A honeybee crawls inside its honeycomb
(Image credit: balwan)

Mark your calendars! The third Saturday in August is National Honeybee Day, and it has been since 2009. This can truly be called a “grass-roots” holiday, since it was the initiative of beekeepers who wished to build community awareness of the bee industry.

Why have a national honeybee day, you might ask. The simple answer is that these bees play a large part in making our world the beautiful planet it is.

Honeybee Facts

If you take the time to learn about honeybees and the pollination they are responsible for, you will better understand why there should be a National Honeybee Day. Honeybees make honey, as their name indicates, but did you know that they are the sole insect to actually produce food that people eat?

While honeybees visit over 2 million blossoms to make a single pound of honey, they have to fly some 55,000 miles to get the nectar to do that.

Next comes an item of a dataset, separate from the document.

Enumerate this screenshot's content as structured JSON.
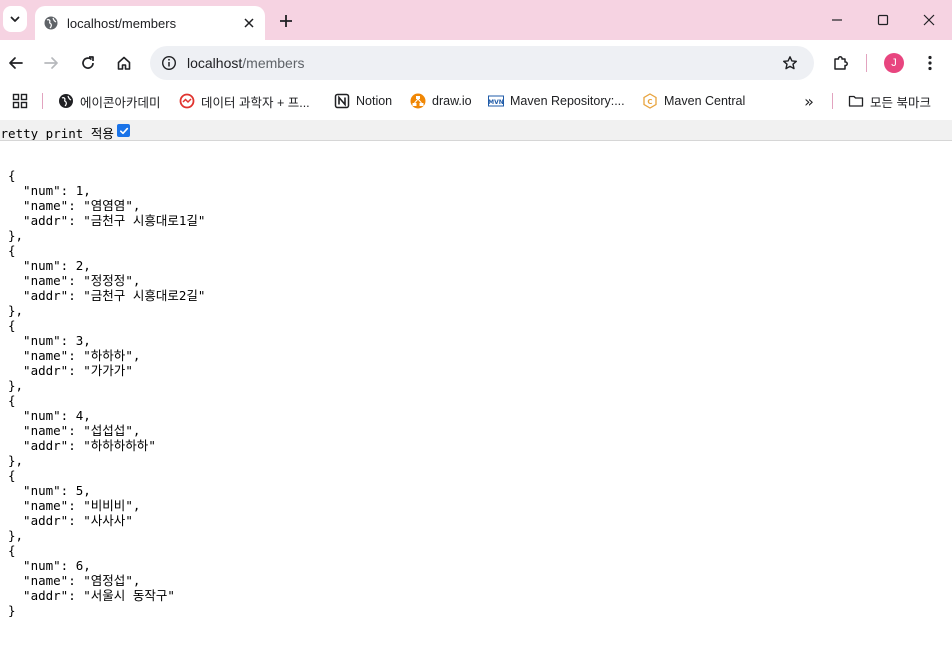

And every bee’s contribution, though important, is tiny. An average honeybee makes 1/12 teaspoon (0.42g) of honey over the entire course of its lifetime. 

More About Bees

There are so many interesting facts about honeybees that it’s hard not to find them compelling. Most people know that they live in hives, and that bees fall into three categories: queen (there’s only one!), lots of female worker bees, and male drones. 

These bees can fly up to 15 miles an hour and, despite all the effort they put in to keep the hive going, they never sleep. All those bees! Did you ever wonder how they communicate with each other? By dancing. And producing different odors understood by the other bees.

Bees with Benefits

The honeybee's benefits to humanity cannot be overstated. They have made a greater impact on our civilization than most other animals. In addition to producing honey, used for years as the primary sweetener in our country, they are responsible for shaping modern agriculture.

In fact, this bee is responsible for pollinating most of the cultivated crops in this country requiring insect pollination, adding some $20 billion in value to U.S. crop value every year. And they are capable of pollinating most crops around the world that require pollination. 

How to Help Honeybees

Although the country relies on honeybees in many ways, we have not been very good guardians of this species. Honeybees are declining drastically, with the number of hives in the country at about half of the number of 30 years ago. There are many causes, including parasites, pesticides, habitat destruction, air pollution, and climate change. 

If you are wondering how to help honeybees, there are steps that every gardener can take. Two of the most important are avoiding using chemical pesticides and fertilizers. It also helps to plant more trees and native plants in your backyard. Let's do what we can to keep these bees buzzing!

Teo Spengler

Teo Spengler has been gardening for 30 years. She is a docent at the San Francisco Botanical Garden. Her passion is trees, 250 of which she has planted on her land in France.